No scores or reports: The number of items a student will see on the field test is much smaller than the total number of items that will be on the full assessment delivered in spring 2018. The cut scores for the full assessment will not be established until summer 2018. This means that no individual student scores will be generated from the field test. Without individual scores there will be no school, district, or state scores. Schools need to understand that the field test is not a preview of how well their students will do on the operational tests in 2018, but rather a way to help OSPI make sure the operational tests in 2018 and beyond are fair, valid, and reliable.

Participation: Students in Grade 11 are the target population for this field test. If the test is administered to an entire class, and some students in Grade 10 or Grade 12 are also in the class, those students are also able to participate. Students in Grade 9 are not able to participate in this field test. Students may participate regardless of science courses taken and do not need to be currently enrolled in a science course.

Test Format and Administration Time: The high school field test will be delivered online, using the same testing platform as the Smarter Balanced Assessments (the AIR Test Administration Interface and the WA Secure Browser). There will be selected response, technology enhanced, and constructed response items; most items will be associated with one or more stimuli. Most item formats are similar to those students have seen in the Smarter Balanced assessments so we anticipate that students will navigate the online functionality well. Students will see only a small number of items which should be completed within one 50-minute class period. The field test is a secure state assessment, so all OSPI test security protocols and training must be followed.

Testing Window: The testing window for the field test is May 1 to June 15, 2017. The field test will be administered during one day of that window, and within one class period for each student participating.

District Test Coordinators message: The information in this message was distributed to District Test Coordinators (DCs) via the Washington Assessment Weekly newsletter on November 14, 2016. That message also included directions for how to register schools for the field test, and information about which Designated Supports and Accommodations will be available during the field test.

Teacher Volunteers: While registration will be done “by school,” that does not mean that an entire school or grade level must participate. An individual teacher can give this field test to one class of students, or to multiple classes; or a group of teachers at a school can each test one class or multiple classes. The teachers and classes of students are not limited to science classes—students in any subject can participate. We hope that this flexibility will increase the number of students that are able to participate. Teachers interested in participating in this field test should contact their District Test Coordinator (DC) before January 31, 2017 and let them know of their willingness to participate. DCs are the only staff that can register a school for the field test.

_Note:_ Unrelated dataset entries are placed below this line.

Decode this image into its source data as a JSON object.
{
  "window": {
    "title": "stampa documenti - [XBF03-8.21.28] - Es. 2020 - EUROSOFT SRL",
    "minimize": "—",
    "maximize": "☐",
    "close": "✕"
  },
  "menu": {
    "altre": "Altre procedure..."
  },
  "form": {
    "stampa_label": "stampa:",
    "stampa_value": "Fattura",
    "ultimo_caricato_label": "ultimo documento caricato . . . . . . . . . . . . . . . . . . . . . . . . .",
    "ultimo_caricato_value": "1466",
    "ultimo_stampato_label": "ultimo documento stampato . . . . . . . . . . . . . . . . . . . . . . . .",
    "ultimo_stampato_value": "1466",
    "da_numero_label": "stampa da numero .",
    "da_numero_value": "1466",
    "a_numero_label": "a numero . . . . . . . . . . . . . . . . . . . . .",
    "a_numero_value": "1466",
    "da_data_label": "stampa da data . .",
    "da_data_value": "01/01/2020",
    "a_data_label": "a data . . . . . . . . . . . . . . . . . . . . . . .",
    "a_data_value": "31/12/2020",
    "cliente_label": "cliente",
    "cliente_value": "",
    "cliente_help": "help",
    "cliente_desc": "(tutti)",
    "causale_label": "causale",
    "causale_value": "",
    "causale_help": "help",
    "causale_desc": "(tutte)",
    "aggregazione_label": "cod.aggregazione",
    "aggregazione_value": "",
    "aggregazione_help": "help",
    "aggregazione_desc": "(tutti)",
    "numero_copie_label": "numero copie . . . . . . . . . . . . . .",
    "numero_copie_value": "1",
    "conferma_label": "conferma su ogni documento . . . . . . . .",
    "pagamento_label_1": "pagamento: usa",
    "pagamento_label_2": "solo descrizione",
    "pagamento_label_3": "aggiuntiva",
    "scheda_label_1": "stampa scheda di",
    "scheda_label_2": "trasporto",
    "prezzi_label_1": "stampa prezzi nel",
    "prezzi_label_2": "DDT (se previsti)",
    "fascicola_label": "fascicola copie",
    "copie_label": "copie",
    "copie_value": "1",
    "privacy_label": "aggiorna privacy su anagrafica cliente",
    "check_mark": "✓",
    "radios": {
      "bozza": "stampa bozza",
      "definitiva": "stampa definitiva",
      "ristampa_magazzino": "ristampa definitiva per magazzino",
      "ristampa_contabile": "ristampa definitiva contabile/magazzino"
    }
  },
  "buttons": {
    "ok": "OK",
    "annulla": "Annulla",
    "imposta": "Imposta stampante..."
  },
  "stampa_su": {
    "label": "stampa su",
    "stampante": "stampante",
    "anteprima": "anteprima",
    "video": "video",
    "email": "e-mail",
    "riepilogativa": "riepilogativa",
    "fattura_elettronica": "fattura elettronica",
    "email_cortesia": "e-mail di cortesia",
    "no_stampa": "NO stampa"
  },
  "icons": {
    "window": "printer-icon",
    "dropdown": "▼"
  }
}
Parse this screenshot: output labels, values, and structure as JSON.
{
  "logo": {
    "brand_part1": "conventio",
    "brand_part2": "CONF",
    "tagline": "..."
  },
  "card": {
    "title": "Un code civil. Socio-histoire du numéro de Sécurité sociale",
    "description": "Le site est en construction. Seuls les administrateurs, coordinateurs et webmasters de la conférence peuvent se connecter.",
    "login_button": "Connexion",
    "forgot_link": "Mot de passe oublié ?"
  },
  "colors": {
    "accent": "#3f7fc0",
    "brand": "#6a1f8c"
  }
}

Elementary and middle schools are not included in the registration options because participation in the online Science MSP includes the field test items embedded in the Spring MSP test.